A regular aggregate field system is a group of regularly defined fields of prehistoric or Roman date, laid out in a block or blocks which lie approximately at right angles to each other, usually with a settlement as a focal point. Fields are generally square or rectangular and the blocks give an ordered, if irregular, shape to the field system as a whole. They are characteristically extensive monuments; the number of individual fields varying between 2 and 50, but this is, at least in part a reflection of bias in the archaeological records rather than the true extent of such land divisions during their period of use. The fields were the primary unit of production in a mixed farming economy, incorporating pastoral, arable and horticultural elements. Less that 250 such field systems have been identified and, as a rare monument type which provides an insight into land division and agricultural practice during the period of use, all well preserved examples will normally be identified to be nationally important. The Romano-British farmstead 630m south west of White Gables is a reasonably well preserved example of its type. It is situated within an area of prehistoric sites of high quality and forms part of a wider archaeological landscape. Taken together with the remains of part of its associated field system, it will contribute to the study of Romano-British settlement and activity in this area.

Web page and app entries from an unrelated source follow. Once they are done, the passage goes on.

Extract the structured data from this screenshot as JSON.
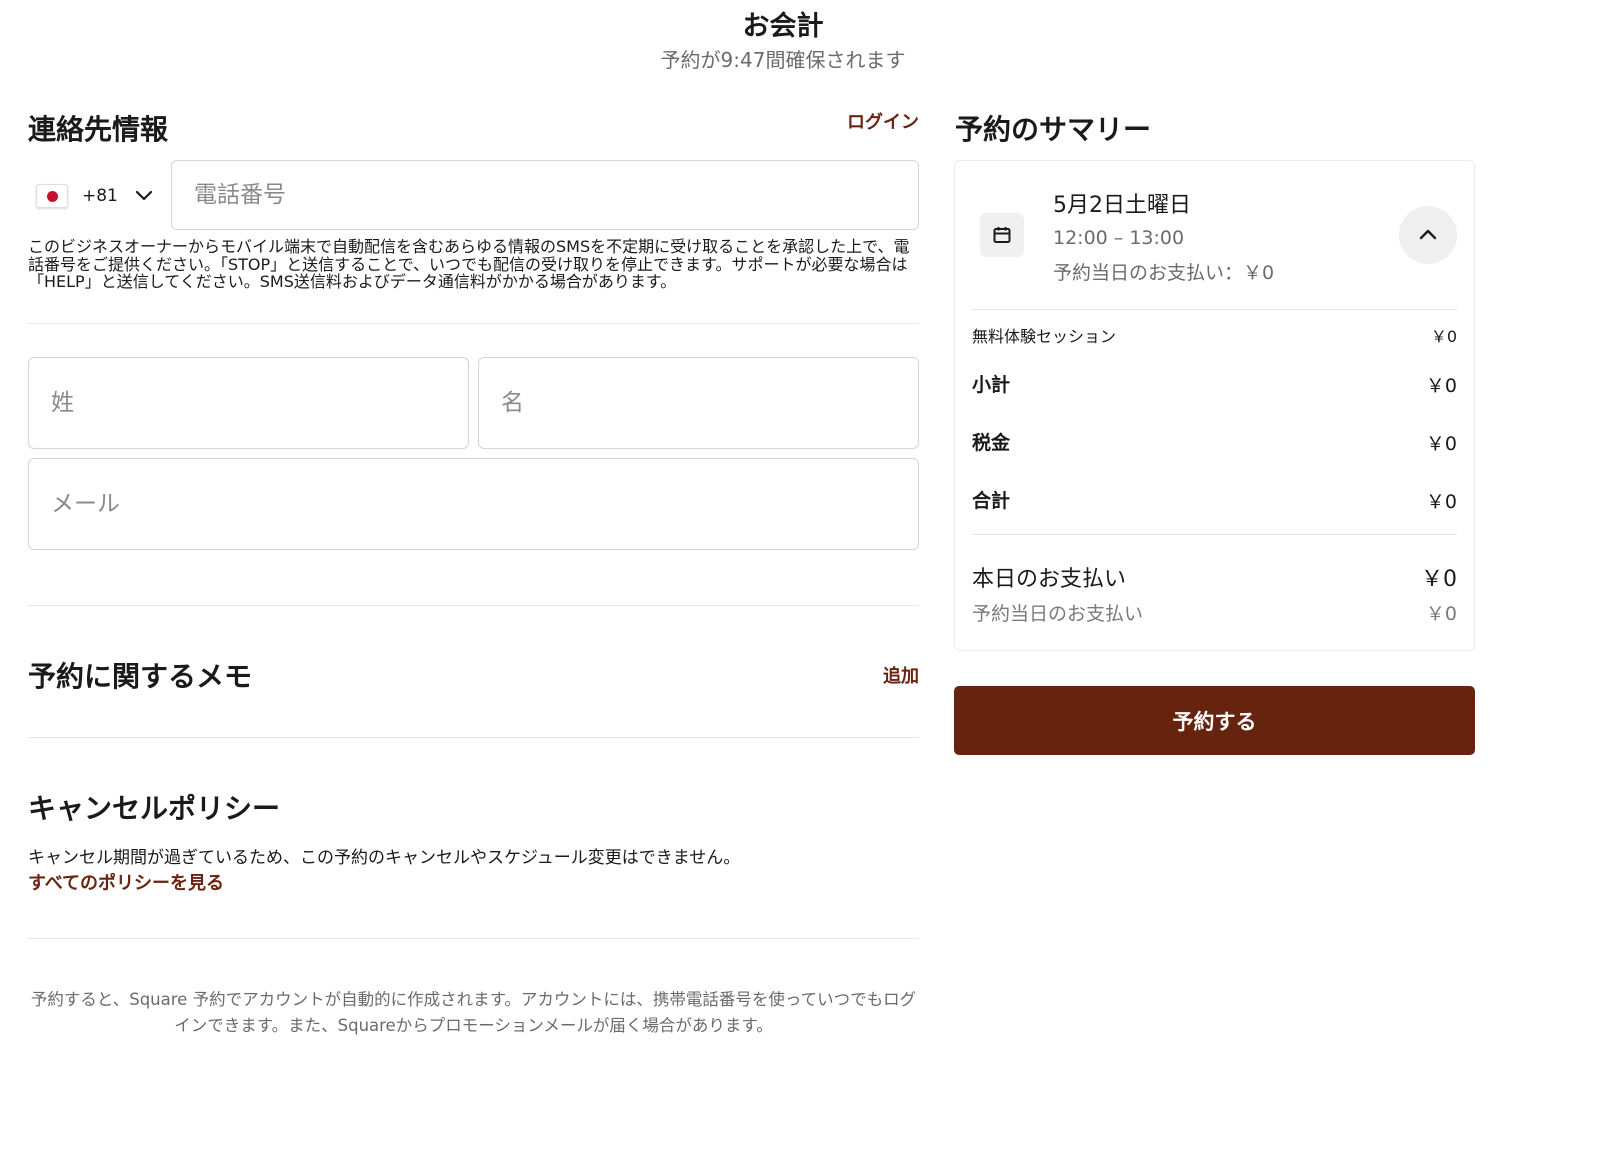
{
  "header": {
    "title": "お会計",
    "subtitle": "予約が9:47間確保されます"
  },
  "contact": {
    "title": "連絡先情報",
    "login_link": "ログイン",
    "country_code": "+81",
    "phone_placeholder": "電話番号",
    "consent_text": "このビジネスオーナーからモバイル端末で自動配信を含むあらゆる情報のSMSを不定期に受け取ることを承認した上で、電話番号をご提供ください。「STOP」と送信することで、いつでも配信の受け取りを停止できます。サポートが必要な場合は「HELP」と送信してください。SMS送信料およびデータ通信料がかかる場合があります。",
    "last_name_placeholder": "姓",
    "first_name_placeholder": "名",
    "email_placeholder": "メール"
  },
  "memo": {
    "title": "予約に関するメモ",
    "add_link": "追加"
  },
  "cancel_policy": {
    "title": "キャンセルポリシー",
    "text": "キャンセル期間が過ぎているため、この予約のキャンセルやスケジュール変更はできません。",
    "link": "すべてのポリシーを見る"
  },
  "footer_note": "予約すると、Square 予約でアカウントが自動的に作成されます。アカウントには、携帯電話番号を使っていつでもログインできます。また、Squareからプロモーションメールが届く場合があります。",
  "summary": {
    "title": "予約のサマリー",
    "date": "5月2日土曜日",
    "time": "12:00 – 13:00",
    "due_on_day": "予約当日のお支払い：￥0",
    "item_name": "無料体験セッション",
    "item_price": "￥0",
    "subtotal_label": "小計",
    "subtotal_value": "￥0",
    "tax_label": "税金",
    "tax_value": "￥0",
    "total_label": "合計",
    "total_value": "￥0",
    "today_label": "本日のお支払い",
    "today_value": "￥0",
    "on_day_label": "予約当日のお支払い",
    "on_day_value": "￥0",
    "book_button": "予約する"
  },
  "colors": {
    "accent": "#66240f",
    "link": "#6b2412"
  }
}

Legacy Record - This information may be included in the List Entry Details.


The monument includes a farmstead of Romano-British date and part of an associated field system situated on the lower slopes of the east side of Humbleton Hill. Further remains of prehistoric settlements and cairns in the vicinity are the subject of separate schedulings. The farmstead comprises two conjoined enclosures. The southern enclosure, sub-oval in shape, measures 26m north-south by 24m east-west and is enclosed by an earth and stone bank up to 1.5m wide and 0.4m high. There is a simple entrance in the eastern side. The interior of the enclosure is scooped into the hillside to a depth of 1.7m. The remains of at least two level platforms, upon which circular prehistoric houses were constructed, are situated on the slightly higher ground at the western edge of the enclosure; the remains of an internal bank is also visible at the north west corner. The northern enclosure lies slightly to the west and is attached to the southern enclosure by an earth bank up to 1m wide and 0.15m high. The northern enclosure is scooped into the hillside to a depth of 1m. Within the scooped area there is a level platform which provided a flatened area for building. The remains of a field plot, 18m by 12m, lies immediately to the west of the southernmost enclosure. The southern edge is scarped into the hillside and the remainder is visible as a slight field bank, surviving up to 0.1m high, which abutts the northern corner of the southern enclosure. The drystone wall which runs adjacent to the south eastern part of the monument is excluded from the scheduling, although the ground beneath this feature is included.

MAP EXTRACT The site of the monument is shown on the attached map extract. It includes a 2 metre boundary around the archaeological features, considered to be essential for the monument's support and preservation.


The contents of this record have been generated from a legacy data system.

Legacy System number: 31737

Legacy System: RSM


NT 92 NE 64,

End of official listing